Light is a powerful tool for the photographer. It can help "rejuvenate" the model for ten years, or, conversely, "age". Correct lighting will help to "lose" a few pounds of weight or add them. Light allows you to create a special atmosphere for a portrait - from bright and cheerful to dark and ominous, create different visual effects, highlight the important and fade the secondary into the background. Knowing how to control light will help you become a better photographer and to take better pictures or videos for your project.
Bounced light is a powerful yet easy way to give your footage visual finesse and naturalness. It can soften your lighting without the need for additional diffusers and stands.

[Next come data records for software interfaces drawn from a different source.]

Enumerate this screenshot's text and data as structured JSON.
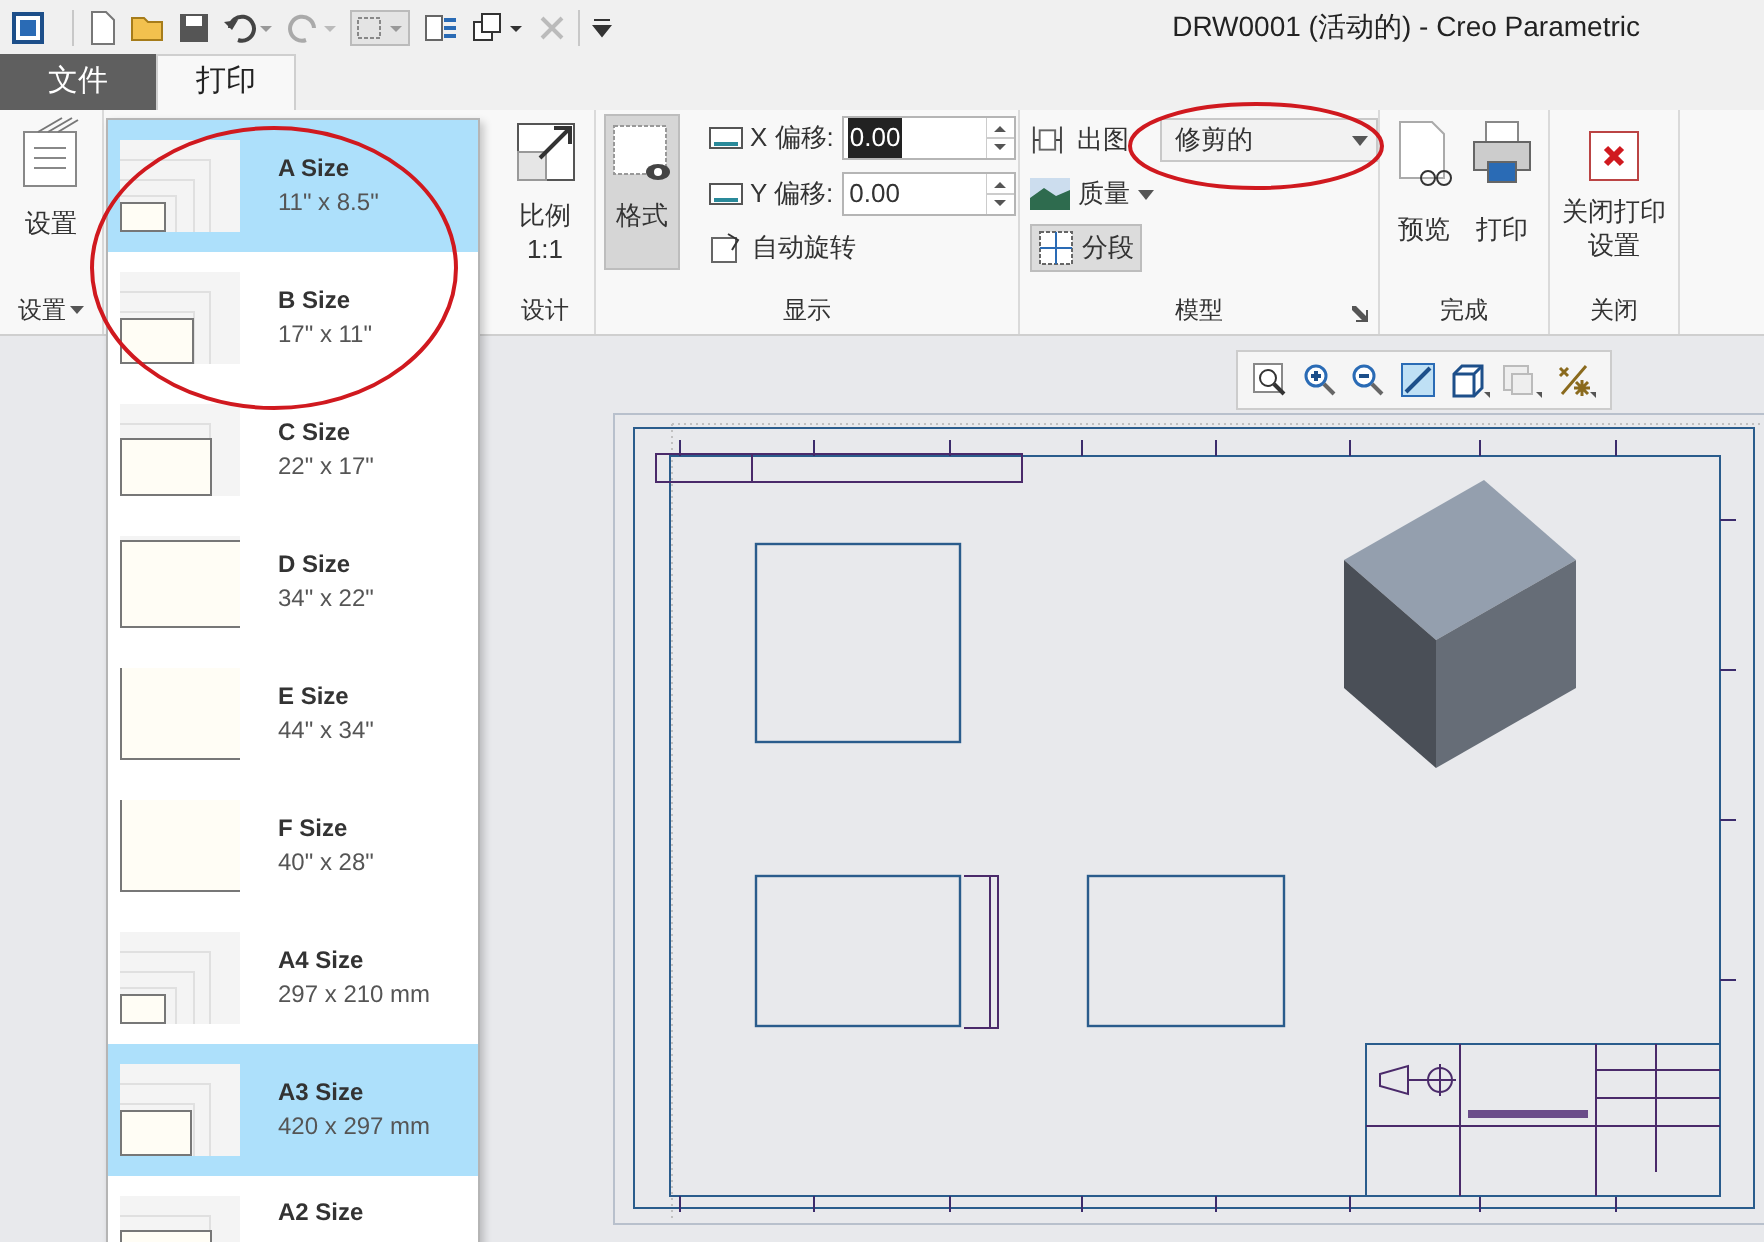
{
  "window": {
    "title": "DRW0001 (活动的) - Creo Parametric"
  },
  "tabs": [
    {
      "label": "文件",
      "kind": "file",
      "selected": false
    },
    {
      "label": "打印",
      "kind": "tab",
      "selected": true
    }
  ],
  "setup_group": {
    "button": "设置",
    "label": "设置"
  },
  "design_group": {
    "button": "比例\n1:1",
    "label": "设计"
  },
  "display_group": {
    "format_button": {
      "label": "格式",
      "selected": true
    },
    "x_offset": {
      "label": "X 偏移:",
      "value": "0.00",
      "highlighted": true
    },
    "y_offset": {
      "label": "Y 偏移:",
      "value": "0.00",
      "highlighted": false
    },
    "auto_rotate": "自动旋转",
    "label": "显示"
  },
  "model_group": {
    "output_label": "出图",
    "output_value": "修剪的",
    "quality": "质量",
    "segment": {
      "label": "分段",
      "selected": true
    },
    "label": "模型"
  },
  "finish_group": {
    "buttons": [
      "预览",
      "打印"
    ],
    "label": "完成"
  },
  "close_group": {
    "button": "关闭打印设置",
    "label": "关闭"
  },
  "paper_sizes": [
    {
      "name": "A Size",
      "dims": "11\" x 8.5\"",
      "selected": true
    },
    {
      "name": "B Size",
      "dims": "17\" x 11\"",
      "selected": false
    },
    {
      "name": "C Size",
      "dims": "22\" x 17\"",
      "selected": false
    },
    {
      "name": "D Size",
      "dims": "34\" x 22\"",
      "selected": false
    },
    {
      "name": "E Size",
      "dims": "44\" x 34\"",
      "selected": false
    },
    {
      "name": "F Size",
      "dims": "40\" x 28\"",
      "selected": false
    },
    {
      "name": "A4 Size",
      "dims": "297 x 210 mm",
      "selected": false
    },
    {
      "name": "A3 Size",
      "dims": "420 x 297 mm",
      "selected": true
    },
    {
      "name": "A2 Size",
      "selected": false
    }
  ]
}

Let's take a look at how to properly install and use it.
Bounced light is a surprisingly simple lighting concept, but it can instantly bring your photography to the next level. In this article, we'll take a look at how bounced light can help enhance your footage in ways you never imagined.
Use and create bounced light
It's incredible how just one light, not direct, but bouncing off something, changes the mood and tone of your image or video.
By simply aiming the light at the ceiling or one of the white walls that can be used as a light source, you will fill the room with welcoming soft light. It's an incredibly simple process that can produce some cool results. Indeed, a simple reflective surface used as a light source, such as a wall or ceiling, can make your videotape lighting more cinematic, which will greatly improve the quality of your project.
Do-it-yourself methods can be used to reduce production costs and cash, special paper can be used to simulate warm, practical light.
Reflected light can enhance the look of your design, and its undoubted advantage is that it is really easy to work with even for beginners, and in many cases, the cost will be minimal.
Features of bounced light
Bounced light has a slightly sharper picture than diffuse light. However, it is much softer than a naked flashlight. The reflected light is obtained using reflective umbrellas or reflective panels, light discs, or even ceilings or walls.
If light from a source is first reflected from a surface, and only then hits an object, then in fact the reflecting surface becomes a source that emits light. Therefore, reflectors can often be considered as an additional light source in studio lighting schemes. For example, if you're only working with one candy bar, flash, or even a window light, adding a reflector will effectively give you a dual light scheme.
Accordingly, the larger the reflective surface, the softer the light will be and the larger the light spot will be. For example, light reflected from a white ceiling will be significantly softer than light reflected from a disc of light with a diameter of 60 cm.
The light pattern is also influenced by the surface texture of the reflector (reflective material). Typically, white or metallic surfaces are used as reflectors. Metallic materials reflect light more intensely than matte white surfaces.
Therefore, to create ultra-soft lighting for beauty portraits, the model is sometimes surrounded by large white reflective panels that provide even fill light.
Reflection of light from shadow
When lighting a composition, it is often necessary to bounce light to remove small shadows. Professionals use reflective panels, which are sheets of white cardboard or discs covered with reflective material.
White cardboard can successfully replace the reflective panel. One of the advantages of this is that you can fold cardboard. This allows you to change the shape of the sheet and, accordingly, affect the parameters of the reflected light.
To use the screen, bend it so that it faces the character you are about to light.
If the actor has shadows on the face, try reflecting the light and filling them. To do this, the shadow must be directed to the character at an angle. The figure below shows how the screen should be used as a reflector.
The use of reflective screens is a prerequisite for professional photography and video filming. You can see such screens in photo studios and on film sets. If you want to listen to high-quality video - pay attention to this useful technique.
When it comes to metering, when dealing with bounced light, you need to be aware of the exact effect you want from the start.
Try different angles to help control the amount of glare in the frame. Flare in the frame and reduced contrast can be attributed to both the disadvantages of bounce lighting and special artistic techniques.
But the main problem that arises when shooting in this kind of light is the lack of dynamic range of the camera, when the camera "goes blind" - either the light source is smeared into a big white "pancake", or everything around turns out to be too dark. But even this drawback can become a special artistic device.
Also, pay attention to how the bounced light reflects off the illuminated surface. It can be reflected to the side of the lens at a specular reflection angle, and thus can produce too high a brightness on the subject. Then the illuminated areas inevitably go into the area of overexposure, are not printed on the picture, and lose their texture. Although, as mentioned above, this can be another technique.
It is very important to understand that photography is a creative process. You can and have to improvise with lighting and tools. But knowing the basic base and principles of lighting formation, you can greatly simplify the achievement of the intended picture and the effects in it, as well as help yourself to determine in advance the necessary shooting equipment.